##### Exercise data #####
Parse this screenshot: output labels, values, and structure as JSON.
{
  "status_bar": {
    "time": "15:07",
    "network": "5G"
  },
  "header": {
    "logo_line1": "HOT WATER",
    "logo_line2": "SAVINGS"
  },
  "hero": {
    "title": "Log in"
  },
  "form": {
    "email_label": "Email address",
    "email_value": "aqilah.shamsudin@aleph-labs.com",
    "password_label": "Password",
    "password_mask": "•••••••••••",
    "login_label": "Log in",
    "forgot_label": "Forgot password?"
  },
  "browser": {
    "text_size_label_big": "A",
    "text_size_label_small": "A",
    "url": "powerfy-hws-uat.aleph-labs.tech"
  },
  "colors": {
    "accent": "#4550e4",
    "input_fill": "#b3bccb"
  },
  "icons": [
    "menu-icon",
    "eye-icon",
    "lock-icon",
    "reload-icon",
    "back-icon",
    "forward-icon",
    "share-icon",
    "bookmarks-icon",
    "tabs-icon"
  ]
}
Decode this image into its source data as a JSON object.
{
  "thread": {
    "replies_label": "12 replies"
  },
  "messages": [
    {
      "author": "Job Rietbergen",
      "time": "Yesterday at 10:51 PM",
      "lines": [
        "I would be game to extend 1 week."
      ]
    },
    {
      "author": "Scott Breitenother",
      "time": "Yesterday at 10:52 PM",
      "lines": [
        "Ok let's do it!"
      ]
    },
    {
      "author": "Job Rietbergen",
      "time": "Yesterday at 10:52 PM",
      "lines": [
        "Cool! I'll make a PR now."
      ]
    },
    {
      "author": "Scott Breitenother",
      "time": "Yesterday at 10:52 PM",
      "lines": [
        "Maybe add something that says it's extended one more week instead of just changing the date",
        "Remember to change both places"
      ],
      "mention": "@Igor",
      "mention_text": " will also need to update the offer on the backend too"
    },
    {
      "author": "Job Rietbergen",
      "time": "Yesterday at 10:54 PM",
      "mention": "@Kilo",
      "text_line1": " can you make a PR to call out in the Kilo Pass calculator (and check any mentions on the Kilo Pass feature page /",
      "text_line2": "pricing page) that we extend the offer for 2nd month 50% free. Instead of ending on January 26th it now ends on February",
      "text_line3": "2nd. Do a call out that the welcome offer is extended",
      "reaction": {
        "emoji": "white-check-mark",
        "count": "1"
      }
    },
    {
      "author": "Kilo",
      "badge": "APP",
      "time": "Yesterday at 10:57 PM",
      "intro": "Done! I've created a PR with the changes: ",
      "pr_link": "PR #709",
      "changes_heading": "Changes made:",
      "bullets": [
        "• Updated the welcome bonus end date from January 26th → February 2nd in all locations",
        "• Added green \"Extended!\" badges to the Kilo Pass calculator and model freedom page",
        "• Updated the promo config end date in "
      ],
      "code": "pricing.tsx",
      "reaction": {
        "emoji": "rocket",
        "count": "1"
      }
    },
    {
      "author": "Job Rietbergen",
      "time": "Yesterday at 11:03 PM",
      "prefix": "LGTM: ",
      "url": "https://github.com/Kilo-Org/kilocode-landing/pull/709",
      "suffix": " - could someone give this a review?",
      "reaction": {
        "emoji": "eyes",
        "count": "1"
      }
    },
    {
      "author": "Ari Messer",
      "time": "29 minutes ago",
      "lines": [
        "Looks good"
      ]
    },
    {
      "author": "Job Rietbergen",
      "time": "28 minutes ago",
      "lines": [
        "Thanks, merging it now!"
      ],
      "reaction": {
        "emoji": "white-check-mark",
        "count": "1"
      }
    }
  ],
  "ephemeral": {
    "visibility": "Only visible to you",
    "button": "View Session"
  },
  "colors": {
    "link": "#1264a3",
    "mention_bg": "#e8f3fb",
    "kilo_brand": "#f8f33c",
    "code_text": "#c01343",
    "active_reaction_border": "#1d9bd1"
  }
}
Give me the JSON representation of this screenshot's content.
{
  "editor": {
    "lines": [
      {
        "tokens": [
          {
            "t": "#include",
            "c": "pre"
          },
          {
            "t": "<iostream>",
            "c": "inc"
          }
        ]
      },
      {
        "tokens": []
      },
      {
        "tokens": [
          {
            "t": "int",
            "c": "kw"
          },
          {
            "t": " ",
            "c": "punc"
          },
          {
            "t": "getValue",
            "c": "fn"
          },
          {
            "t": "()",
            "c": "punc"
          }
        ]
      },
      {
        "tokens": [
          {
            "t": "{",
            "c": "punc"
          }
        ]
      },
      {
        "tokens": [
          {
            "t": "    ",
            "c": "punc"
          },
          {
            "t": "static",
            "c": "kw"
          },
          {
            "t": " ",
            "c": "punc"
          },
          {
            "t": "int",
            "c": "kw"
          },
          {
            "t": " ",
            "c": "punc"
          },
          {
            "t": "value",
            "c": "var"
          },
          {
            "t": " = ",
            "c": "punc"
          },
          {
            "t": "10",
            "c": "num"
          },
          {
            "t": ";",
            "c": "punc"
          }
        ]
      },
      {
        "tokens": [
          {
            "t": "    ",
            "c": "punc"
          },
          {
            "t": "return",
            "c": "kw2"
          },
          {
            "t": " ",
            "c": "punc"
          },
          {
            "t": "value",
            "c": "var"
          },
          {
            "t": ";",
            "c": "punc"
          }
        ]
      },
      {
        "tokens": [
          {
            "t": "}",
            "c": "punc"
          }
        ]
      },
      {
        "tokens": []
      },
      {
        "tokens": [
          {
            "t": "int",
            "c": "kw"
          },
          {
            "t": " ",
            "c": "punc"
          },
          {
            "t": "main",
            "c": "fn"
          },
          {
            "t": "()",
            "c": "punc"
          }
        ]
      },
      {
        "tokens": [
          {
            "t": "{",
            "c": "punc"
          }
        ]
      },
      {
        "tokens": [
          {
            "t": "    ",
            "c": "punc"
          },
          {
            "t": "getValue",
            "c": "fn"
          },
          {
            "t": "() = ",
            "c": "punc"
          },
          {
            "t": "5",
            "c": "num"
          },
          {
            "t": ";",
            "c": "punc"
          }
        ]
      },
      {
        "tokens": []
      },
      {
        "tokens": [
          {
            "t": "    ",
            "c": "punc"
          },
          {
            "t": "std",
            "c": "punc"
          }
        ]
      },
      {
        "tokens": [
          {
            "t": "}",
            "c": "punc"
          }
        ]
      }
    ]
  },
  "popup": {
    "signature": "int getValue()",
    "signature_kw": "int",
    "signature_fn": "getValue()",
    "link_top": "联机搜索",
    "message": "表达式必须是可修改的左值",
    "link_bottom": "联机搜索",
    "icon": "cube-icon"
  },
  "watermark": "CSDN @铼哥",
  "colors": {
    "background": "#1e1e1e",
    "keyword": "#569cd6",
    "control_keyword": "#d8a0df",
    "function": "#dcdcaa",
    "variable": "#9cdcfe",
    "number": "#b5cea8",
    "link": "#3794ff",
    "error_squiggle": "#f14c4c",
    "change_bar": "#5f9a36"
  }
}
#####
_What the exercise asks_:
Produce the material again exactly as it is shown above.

_Exercise solution_:
Parse this screenshot: output labels, values, and structure as JSON.
{
  "status_bar": {
    "time": "15:07",
    "network": "5G"
  },
  "header": {
    "logo_line1": "HOT WATER",
    "logo_line2": "SAVINGS"
  },
  "hero": {
    "title": "Log in"
  },
  "form": {
    "email_label": "Email address",
    "email_value": "aqilah.shamsudin@aleph-labs.com",
    "password_label": "Password",
    "password_mask": "•••••••••••",
    "login_label": "Log in",
    "forgot_label": "Forgot password?"
  },
  "browser": {
    "text_size_label_big": "A",
    "text_size_label_small": "A",
    "url": "powerfy-hws-uat.aleph-labs.tech"
  },
  "colors": {
    "accent": "#4550e4",
    "input_fill": "#b3bccb"
  },
  "icons": [
    "menu-icon",
    "eye-icon",
    "lock-icon",
    "reload-icon",
    "back-icon",
    "forward-icon",
    "share-icon",
    "bookmarks-icon",
    "tabs-icon"
  ]
}
Decode this image into its source data as a JSON object.
{
  "thread": {
    "replies_label": "12 replies"
  },
  "messages": [
    {
      "author": "Job Rietbergen",
      "time": "Yesterday at 10:51 PM",
      "lines": [
        "I would be game to extend 1 week."
      ]
    },
    {
      "author": "Scott Breitenother",
      "time": "Yesterday at 10:52 PM",
      "lines": [
        "Ok let's do it!"
      ]
    },
    {
      "author": "Job Rietbergen",
      "time": "Yesterday at 10:52 PM",
      "lines": [
        "Cool! I'll make a PR now."
      ]
    },
    {
      "author": "Scott Breitenother",
      "time": "Yesterday at 10:52 PM",
      "lines": [
        "Maybe add something that says it's extended one more week instead of just changing the date",
        "Remember to change both places"
      ],
      "mention": "@Igor",
      "mention_text": " will also need to update the offer on the backend too"
    },
    {
      "author": "Job Rietbergen",
      "time": "Yesterday at 10:54 PM",
      "mention": "@Kilo",
      "text_line1": " can you make a PR to call out in the Kilo Pass calculator (and check any mentions on the Kilo Pass feature page /",
      "text_line2": "pricing page) that we extend the offer for 2nd month 50% free. Instead of ending on January 26th it now ends on February",
      "text_line3": "2nd. Do a call out that the welcome offer is extended",
      "reaction": {
        "emoji": "white-check-mark",
        "count": "1"
      }
    },
    {
      "author": "Kilo",
      "badge": "APP",
      "time": "Yesterday at 10:57 PM",
      "intro": "Done! I've created a PR with the changes: ",
      "pr_link": "PR #709",
      "changes_heading": "Changes made:",
      "bullets": [
        "• Updated the welcome bonus end date from January 26th → February 2nd in all locations",
        "• Added green \"Extended!\" badges to the Kilo Pass calculator and model freedom page",
        "• Updated the promo config end date in "
      ],
      "code": "pricing.tsx",
      "reaction": {
        "emoji": "rocket",
        "count": "1"
      }
    },
    {
      "author": "Job Rietbergen",
      "time": "Yesterday at 11:03 PM",
      "prefix": "LGTM: ",
      "url": "https://github.com/Kilo-Org/kilocode-landing/pull/709",
      "suffix": " - could someone give this a review?",
      "reaction": {
        "emoji": "eyes",
        "count": "1"
      }
    },
    {
      "author": "Ari Messer",
      "time": "29 minutes ago",
      "lines": [
        "Looks good"
      ]
    },
    {
      "author": "Job Rietbergen",
      "time": "28 minutes ago",
      "lines": [
        "Thanks, merging it now!"
      ],
      "reaction": {
        "emoji": "white-check-mark",
        "count": "1"
      }
    }
  ],
  "ephemeral": {
    "visibility": "Only visible to you",
    "button": "View Session"
  },
  "colors": {
    "link": "#1264a3",
    "mention_bg": "#e8f3fb",
    "kilo_brand": "#f8f33c",
    "code_text": "#c01343",
    "active_reaction_border": "#1d9bd1"
  }
}
Give me the JSON representation of this screenshot's content.
{
  "editor": {
    "lines": [
      {
        "tokens": [
          {
            "t": "#include",
            "c": "pre"
          },
          {
            "t": "<iostream>",
            "c": "inc"
          }
        ]
      },
      {
        "tokens": []
      },
      {
        "tokens": [
          {
            "t": "int",
            "c": "kw"
          },
          {
            "t": " ",
            "c": "punc"
          },
          {
            "t": "getValue",
            "c": "fn"
          },
          {
            "t": "()",
            "c": "punc"
          }
        ]
      },
      {
        "tokens": [
          {
            "t": "{",
            "c": "punc"
          }
        ]
      },
      {
        "tokens": [
          {
            "t": "    ",
            "c": "punc"
          },
          {
            "t": "static",
            "c": "kw"
          },
          {
            "t": " ",
            "c": "punc"
          },
          {
            "t": "int",
            "c": "kw"
          },
          {
            "t": " ",
            "c": "punc"
          },
          {
            "t": "value",
            "c": "var"
          },
          {
            "t": " = ",
            "c": "punc"
          },
          {
            "t": "10",
            "c": "num"
          },
          {
            "t": ";",
            "c": "punc"
          }
        ]
      },
      {
        "tokens": [
          {
            "t": "    ",
            "c": "punc"
          },
          {
            "t": "return",
            "c": "kw2"
          },
          {
            "t": " ",
            "c": "punc"
          },
          {
            "t": "value",
            "c": "var"
          },
          {
            "t": ";",
            "c": "punc"
          }
        ]
      },
      {
        "tokens": [
          {
            "t": "}",
            "c": "punc"
          }
        ]
      },
      {
        "tokens": []
      },
      {
        "tokens": [
          {
            "t": "int",
            "c": "kw"
          },
          {
            "t": " ",
            "c": "punc"
          },
          {
            "t": "main",
            "c": "fn"
          },
          {
            "t": "()",
            "c": "punc"
          }
        ]
      },
      {
        "tokens": [
          {
            "t": "{",
            "c": "punc"
          }
        ]
      },
      {
        "tokens": [
          {
            "t": "    ",
            "c": "punc"
          },
          {
            "t": "getValue",
            "c": "fn"
          },
          {
            "t": "() = ",
            "c": "punc"
          },
          {
            "t": "5",
            "c": "num"
          },
          {
            "t": ";",
            "c": "punc"
          }
        ]
      },
      {
        "tokens": []
      },
      {
        "tokens": [
          {
            "t": "    ",
            "c": "punc"
          },
          {
            "t": "std",
            "c": "punc"
          }
        ]
      },
      {
        "tokens": [
          {
            "t": "}",
            "c": "punc"
          }
        ]
      }
    ]
  },
  "popup": {
    "signature": "int getValue()",
    "signature_kw": "int",
    "signature_fn": "getValue()",
    "link_top": "联机搜索",
    "message": "表达式必须是可修改的左值",
    "link_bottom": "联机搜索",
    "icon": "cube-icon"
  },
  "watermark": "CSDN @铼哥",
  "colors": {
    "background": "#1e1e1e",
    "keyword": "#569cd6",
    "control_keyword": "#d8a0df",
    "function": "#dcdcaa",
    "variable": "#9cdcfe",
    "number": "#b5cea8",
    "link": "#3794ff",
    "error_squiggle": "#f14c4c",
    "change_bar": "#5f9a36"
  }
}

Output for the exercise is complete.